Tesla vs. Edison: War of the Currents was a successfully funded Kickstarter from last year and played up the history of electricity through an economic game with some mild route building added in. You would take on the role of the greats like Tesla or Edison as you tried to expand you power supplying empire through research, patenting and selling new technology, and influencing the public’s perception of either AC or DC current. Tesla vs. Edison: Powering Up seeks to expand on the game and make it even better with several new modules you can add into the game and even the option to get a custom wood insert from The Broken Token to organize you game. The different modules are;
- Build a headquarters – you can develop your own custom lab, works, office, and studio which will give you special abilities and bonus points
- A 6th inventor to choose from, Madam C. J. Walker, which also expands the player count to 6
- Eight female luminaries with more possible in stretch goals
- Event cards – these historical events allow you new opportunities, but can also just bring bad news
- New propaganda cards
- and, Two AI decks to bottom out the player count to 1 or just add more difficulty in 2+ player games
All in all if you are a fan of the original, these expansion modules should make the game that much better for you. The campaign is already funded and into stretch goals so you can head on over to the Kickstarter page to check it out and pledge for your own copy, you can even add on a reprinted copy of the original game.

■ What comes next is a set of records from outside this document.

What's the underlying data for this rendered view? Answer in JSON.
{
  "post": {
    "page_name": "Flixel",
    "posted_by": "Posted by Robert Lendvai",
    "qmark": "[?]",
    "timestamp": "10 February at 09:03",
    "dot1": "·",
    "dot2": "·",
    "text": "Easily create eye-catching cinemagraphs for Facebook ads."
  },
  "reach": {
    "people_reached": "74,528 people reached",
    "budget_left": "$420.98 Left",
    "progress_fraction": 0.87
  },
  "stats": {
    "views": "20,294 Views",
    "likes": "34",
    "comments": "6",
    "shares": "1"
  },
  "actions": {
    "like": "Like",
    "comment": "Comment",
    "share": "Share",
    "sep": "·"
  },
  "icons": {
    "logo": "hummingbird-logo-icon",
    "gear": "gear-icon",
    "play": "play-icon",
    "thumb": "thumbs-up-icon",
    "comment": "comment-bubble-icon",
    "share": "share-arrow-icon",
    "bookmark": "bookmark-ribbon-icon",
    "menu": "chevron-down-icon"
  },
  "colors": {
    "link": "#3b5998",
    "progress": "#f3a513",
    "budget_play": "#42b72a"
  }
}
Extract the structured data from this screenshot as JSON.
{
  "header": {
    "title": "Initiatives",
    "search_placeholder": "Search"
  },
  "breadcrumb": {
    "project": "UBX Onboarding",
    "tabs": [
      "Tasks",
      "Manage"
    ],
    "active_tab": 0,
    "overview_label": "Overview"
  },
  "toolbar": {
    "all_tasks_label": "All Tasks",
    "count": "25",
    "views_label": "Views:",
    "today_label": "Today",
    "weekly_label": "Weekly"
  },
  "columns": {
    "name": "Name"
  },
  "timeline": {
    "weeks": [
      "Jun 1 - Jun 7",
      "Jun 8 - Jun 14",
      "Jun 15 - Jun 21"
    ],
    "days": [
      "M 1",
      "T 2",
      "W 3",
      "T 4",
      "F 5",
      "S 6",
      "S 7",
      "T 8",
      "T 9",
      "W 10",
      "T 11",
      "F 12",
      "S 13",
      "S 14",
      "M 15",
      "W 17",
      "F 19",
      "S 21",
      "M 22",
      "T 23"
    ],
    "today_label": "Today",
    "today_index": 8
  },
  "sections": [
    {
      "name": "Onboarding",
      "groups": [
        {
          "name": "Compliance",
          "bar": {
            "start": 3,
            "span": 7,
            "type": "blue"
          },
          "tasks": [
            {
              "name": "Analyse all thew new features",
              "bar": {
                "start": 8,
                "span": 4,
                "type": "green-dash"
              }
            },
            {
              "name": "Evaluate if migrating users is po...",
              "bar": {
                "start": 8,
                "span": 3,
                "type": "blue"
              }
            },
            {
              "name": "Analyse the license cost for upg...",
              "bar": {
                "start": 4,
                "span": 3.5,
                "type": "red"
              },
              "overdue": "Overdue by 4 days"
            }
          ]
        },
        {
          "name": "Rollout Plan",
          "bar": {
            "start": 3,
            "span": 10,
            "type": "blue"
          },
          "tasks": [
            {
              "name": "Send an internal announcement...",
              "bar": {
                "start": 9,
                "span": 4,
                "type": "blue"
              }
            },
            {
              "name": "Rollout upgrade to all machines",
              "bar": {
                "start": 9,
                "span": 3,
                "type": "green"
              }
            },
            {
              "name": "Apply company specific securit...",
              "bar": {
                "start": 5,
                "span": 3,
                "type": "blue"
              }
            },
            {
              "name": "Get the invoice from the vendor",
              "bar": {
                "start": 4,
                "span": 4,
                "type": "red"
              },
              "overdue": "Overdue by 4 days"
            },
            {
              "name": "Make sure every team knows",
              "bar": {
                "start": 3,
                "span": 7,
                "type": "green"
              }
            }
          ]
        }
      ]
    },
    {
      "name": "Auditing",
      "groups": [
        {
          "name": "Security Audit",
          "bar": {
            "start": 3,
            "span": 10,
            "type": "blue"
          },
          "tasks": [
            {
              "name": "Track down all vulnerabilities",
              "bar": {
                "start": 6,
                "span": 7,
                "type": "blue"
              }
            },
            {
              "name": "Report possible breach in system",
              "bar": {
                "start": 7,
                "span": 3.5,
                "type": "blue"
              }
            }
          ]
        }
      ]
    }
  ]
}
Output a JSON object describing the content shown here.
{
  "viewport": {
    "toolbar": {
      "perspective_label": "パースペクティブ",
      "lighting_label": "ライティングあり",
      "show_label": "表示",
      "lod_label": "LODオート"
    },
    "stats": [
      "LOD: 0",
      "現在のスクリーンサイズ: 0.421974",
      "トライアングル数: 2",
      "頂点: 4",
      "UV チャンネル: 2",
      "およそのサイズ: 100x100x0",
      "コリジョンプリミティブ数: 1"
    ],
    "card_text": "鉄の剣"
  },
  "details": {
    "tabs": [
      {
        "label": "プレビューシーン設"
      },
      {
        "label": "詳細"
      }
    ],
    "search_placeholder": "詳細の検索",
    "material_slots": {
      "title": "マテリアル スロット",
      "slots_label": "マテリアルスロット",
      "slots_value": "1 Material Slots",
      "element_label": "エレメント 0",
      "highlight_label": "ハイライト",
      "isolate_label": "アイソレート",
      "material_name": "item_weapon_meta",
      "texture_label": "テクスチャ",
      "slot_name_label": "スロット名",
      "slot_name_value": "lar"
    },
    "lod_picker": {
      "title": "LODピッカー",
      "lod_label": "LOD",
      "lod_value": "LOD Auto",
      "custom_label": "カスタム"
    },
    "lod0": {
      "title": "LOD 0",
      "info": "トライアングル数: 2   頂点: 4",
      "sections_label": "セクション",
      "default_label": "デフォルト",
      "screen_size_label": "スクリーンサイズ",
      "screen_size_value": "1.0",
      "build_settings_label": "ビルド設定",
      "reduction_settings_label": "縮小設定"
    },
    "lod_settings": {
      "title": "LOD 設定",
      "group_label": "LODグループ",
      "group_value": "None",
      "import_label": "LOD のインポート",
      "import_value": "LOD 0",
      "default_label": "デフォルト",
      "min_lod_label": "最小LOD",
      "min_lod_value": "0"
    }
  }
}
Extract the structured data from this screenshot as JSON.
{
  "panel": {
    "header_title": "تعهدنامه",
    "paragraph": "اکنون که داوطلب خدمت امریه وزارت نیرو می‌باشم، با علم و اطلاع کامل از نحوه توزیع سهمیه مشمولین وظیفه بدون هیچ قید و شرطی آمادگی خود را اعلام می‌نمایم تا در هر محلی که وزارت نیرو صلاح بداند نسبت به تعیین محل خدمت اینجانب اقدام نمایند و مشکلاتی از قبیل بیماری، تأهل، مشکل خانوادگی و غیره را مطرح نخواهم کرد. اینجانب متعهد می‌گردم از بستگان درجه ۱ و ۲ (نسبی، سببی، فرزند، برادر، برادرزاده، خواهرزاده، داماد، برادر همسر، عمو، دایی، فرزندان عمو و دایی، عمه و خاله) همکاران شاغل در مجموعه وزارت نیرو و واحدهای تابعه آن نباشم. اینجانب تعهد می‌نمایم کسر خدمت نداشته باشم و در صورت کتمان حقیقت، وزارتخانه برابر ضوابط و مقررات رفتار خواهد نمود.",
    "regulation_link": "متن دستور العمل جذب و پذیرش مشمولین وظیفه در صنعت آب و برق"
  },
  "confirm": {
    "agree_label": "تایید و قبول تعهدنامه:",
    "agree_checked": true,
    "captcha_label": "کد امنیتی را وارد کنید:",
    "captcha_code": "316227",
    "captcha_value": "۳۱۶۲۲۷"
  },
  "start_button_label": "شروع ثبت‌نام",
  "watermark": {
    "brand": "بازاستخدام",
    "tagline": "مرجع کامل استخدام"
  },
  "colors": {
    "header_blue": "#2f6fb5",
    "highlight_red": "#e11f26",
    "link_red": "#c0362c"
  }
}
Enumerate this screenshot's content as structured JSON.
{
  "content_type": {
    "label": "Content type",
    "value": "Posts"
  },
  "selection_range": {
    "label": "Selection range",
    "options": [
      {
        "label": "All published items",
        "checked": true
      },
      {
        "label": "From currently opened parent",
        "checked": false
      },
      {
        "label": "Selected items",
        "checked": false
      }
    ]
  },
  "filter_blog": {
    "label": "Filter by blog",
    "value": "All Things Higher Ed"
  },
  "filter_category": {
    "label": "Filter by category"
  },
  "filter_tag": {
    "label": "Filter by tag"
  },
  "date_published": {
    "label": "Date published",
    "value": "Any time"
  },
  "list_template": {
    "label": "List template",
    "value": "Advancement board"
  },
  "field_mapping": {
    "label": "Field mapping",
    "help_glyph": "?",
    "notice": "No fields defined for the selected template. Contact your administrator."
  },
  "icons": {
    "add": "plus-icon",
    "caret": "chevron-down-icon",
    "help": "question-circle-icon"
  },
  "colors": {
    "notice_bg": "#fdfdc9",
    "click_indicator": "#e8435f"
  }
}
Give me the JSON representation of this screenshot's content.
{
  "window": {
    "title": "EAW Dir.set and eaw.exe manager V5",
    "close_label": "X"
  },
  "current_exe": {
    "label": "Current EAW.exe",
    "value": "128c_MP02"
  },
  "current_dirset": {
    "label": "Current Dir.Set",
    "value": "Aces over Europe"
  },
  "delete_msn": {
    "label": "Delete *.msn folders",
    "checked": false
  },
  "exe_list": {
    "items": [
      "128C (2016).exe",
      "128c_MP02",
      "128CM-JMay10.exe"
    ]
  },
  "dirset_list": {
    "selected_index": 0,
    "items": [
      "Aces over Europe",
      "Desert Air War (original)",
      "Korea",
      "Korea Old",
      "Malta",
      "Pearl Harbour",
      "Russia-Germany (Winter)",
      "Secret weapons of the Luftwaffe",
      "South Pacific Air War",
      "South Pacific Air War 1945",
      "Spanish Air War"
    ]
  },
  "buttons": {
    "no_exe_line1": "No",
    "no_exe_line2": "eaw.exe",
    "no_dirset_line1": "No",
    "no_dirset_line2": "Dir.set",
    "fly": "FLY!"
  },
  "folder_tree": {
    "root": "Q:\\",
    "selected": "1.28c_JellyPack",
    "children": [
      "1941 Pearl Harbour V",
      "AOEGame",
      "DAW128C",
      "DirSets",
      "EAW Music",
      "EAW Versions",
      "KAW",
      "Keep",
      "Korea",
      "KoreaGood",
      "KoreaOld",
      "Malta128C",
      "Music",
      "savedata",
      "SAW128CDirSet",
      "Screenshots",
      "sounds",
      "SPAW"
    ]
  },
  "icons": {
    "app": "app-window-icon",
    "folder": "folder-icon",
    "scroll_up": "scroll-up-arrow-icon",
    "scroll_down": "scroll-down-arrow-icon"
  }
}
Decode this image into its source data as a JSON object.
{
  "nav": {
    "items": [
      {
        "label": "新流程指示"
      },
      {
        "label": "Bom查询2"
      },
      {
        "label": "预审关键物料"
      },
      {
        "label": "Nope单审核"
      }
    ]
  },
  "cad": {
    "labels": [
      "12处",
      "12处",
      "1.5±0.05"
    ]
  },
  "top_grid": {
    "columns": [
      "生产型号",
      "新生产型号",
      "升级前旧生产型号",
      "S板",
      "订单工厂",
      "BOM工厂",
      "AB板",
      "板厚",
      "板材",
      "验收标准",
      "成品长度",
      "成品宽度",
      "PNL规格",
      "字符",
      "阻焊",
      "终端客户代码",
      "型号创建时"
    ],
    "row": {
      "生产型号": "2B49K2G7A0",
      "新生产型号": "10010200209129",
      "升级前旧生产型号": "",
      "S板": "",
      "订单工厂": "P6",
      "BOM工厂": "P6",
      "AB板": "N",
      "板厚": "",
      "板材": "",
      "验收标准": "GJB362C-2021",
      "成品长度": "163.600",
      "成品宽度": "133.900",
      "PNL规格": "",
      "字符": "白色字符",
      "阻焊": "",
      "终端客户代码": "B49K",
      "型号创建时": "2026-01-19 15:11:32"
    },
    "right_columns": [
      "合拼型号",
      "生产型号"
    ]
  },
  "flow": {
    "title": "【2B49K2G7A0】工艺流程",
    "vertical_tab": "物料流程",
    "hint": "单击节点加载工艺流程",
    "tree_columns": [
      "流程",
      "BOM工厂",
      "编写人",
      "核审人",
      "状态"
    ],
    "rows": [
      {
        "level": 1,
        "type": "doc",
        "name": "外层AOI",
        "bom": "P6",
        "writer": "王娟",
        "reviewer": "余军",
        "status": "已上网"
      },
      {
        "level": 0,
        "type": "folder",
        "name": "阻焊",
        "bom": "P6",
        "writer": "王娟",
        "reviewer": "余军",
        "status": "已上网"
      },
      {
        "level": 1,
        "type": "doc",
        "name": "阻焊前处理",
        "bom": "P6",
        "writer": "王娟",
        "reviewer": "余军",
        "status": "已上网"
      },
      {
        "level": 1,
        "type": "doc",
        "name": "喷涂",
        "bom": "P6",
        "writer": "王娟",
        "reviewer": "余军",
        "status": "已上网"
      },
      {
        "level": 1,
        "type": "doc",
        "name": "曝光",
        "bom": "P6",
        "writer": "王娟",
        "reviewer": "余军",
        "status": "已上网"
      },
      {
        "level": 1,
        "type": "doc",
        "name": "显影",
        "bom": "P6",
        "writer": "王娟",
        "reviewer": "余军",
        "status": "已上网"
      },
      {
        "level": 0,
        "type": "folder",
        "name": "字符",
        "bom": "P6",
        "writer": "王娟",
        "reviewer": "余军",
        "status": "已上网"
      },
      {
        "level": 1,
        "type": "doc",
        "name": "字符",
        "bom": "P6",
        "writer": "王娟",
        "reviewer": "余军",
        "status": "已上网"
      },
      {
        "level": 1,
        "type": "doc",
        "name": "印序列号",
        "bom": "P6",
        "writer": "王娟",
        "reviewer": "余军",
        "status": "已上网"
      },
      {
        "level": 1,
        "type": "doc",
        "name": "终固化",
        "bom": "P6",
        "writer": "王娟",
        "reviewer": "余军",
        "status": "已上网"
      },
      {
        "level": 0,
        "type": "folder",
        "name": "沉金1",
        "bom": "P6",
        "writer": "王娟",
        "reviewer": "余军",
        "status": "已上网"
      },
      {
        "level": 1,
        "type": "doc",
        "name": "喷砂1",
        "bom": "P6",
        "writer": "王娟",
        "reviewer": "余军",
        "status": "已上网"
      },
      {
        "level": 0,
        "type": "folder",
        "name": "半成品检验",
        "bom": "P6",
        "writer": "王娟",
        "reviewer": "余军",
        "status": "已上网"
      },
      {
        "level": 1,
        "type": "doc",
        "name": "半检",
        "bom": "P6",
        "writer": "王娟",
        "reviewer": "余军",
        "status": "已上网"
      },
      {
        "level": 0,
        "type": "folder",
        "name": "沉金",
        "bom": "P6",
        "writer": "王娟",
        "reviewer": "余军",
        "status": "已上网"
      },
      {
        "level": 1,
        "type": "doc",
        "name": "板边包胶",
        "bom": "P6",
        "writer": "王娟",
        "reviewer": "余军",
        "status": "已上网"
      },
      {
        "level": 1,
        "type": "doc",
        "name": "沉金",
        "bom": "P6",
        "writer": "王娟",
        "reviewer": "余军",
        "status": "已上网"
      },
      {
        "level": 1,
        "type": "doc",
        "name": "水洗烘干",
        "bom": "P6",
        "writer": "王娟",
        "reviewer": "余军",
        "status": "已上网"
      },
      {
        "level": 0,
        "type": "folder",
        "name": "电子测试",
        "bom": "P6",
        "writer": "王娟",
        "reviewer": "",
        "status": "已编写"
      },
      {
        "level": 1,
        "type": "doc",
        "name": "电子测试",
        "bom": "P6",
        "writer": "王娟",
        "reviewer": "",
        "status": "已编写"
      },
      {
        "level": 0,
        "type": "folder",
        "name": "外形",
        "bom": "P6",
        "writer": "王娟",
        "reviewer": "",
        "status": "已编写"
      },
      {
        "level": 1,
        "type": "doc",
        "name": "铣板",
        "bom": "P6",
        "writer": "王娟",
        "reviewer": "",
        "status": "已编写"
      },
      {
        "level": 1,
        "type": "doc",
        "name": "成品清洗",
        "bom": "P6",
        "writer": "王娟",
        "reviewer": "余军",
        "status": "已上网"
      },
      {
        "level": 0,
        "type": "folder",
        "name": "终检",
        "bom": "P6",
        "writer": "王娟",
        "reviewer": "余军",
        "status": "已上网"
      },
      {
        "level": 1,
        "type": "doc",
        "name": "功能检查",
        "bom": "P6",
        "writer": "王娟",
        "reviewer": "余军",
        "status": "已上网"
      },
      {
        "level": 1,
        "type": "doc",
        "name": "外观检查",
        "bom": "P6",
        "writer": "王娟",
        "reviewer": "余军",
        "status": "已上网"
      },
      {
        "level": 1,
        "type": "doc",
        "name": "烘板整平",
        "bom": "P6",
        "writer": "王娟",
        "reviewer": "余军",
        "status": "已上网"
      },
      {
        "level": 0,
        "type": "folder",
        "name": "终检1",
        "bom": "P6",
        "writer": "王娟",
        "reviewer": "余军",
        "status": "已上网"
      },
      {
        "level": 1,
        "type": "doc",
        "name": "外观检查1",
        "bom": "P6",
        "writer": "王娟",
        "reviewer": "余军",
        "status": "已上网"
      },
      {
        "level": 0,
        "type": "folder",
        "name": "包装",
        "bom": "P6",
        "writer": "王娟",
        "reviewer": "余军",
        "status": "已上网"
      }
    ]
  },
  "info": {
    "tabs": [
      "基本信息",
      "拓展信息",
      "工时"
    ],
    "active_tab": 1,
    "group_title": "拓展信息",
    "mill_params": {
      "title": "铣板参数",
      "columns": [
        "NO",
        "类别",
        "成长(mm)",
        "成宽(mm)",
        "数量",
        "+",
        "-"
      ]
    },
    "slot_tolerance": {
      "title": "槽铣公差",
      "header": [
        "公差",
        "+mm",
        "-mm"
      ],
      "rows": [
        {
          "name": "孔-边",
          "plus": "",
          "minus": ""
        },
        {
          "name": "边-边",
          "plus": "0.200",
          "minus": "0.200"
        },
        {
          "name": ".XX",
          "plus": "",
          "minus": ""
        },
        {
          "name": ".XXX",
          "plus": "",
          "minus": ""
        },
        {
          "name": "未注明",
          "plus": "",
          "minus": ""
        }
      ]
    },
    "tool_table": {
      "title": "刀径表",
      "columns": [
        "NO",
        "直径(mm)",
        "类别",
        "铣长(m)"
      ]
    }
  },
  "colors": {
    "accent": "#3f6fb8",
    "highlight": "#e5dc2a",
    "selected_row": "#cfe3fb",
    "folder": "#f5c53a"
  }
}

Jet Set came out in 2008 and is often described as Ticket to Ride on steroids in that you are still route building and connecting cities, but now there are bonuses for completing things early, you have a mandatory flight path you have to finish, the ability to share routes and involves an economic system. The first expansion, Distant Lands, had five modules in it where you can add more flight cards, add international flights, add investors, hubs, and businesses. This second expansion, Jumbo Jets, aims to do the same and add five more modules that you can add to the base game of Jet Set. The five modules are:
- Jumbo Jets – these are much larger jets and so when you put them out, you bump off all other players’ planes (including your own) from that route. Also when someone wants to use that route, they have to pay you the full 10 euro instead of half to you and half to the bank.
- City Bonuses – there will be city rings that you add to every city on the board, and when you connect a flight, you get to take the city ring off the cities at the start and end of the flight. You will then trade the rings in for bonuses like more money, more planes, or even more actions. But with only one ring per city you have to grab them fast.
- Hotels – the hotels allow you to sacrifice route cards to build a hotel, and meeting certain conditions you add tokens to the hotel which generate money for you and additional victory points at the end of the game
- Charter flights – this module adds two neutral planes to the board and a card indicating where they want to go, you complete a charter flight the same as a normal flight and offer a chance to score a large amount of money, but the negative is that it doesn’t score you any victory points.
- Flight cards – these are additional long and short flight cards along with alternate final flight cards that offer routes worth two fewer points and are easier, or two additional points but are longer giving you more variety in your games.
Overall this looks to be a nice addition to the game, and if you want to get a copy of your own for a low price of $19 then head over to the campaign page. There are lots of pledge levels to choose from as well as a list of add-ons that includes other games put out by Wattsalpoag Games.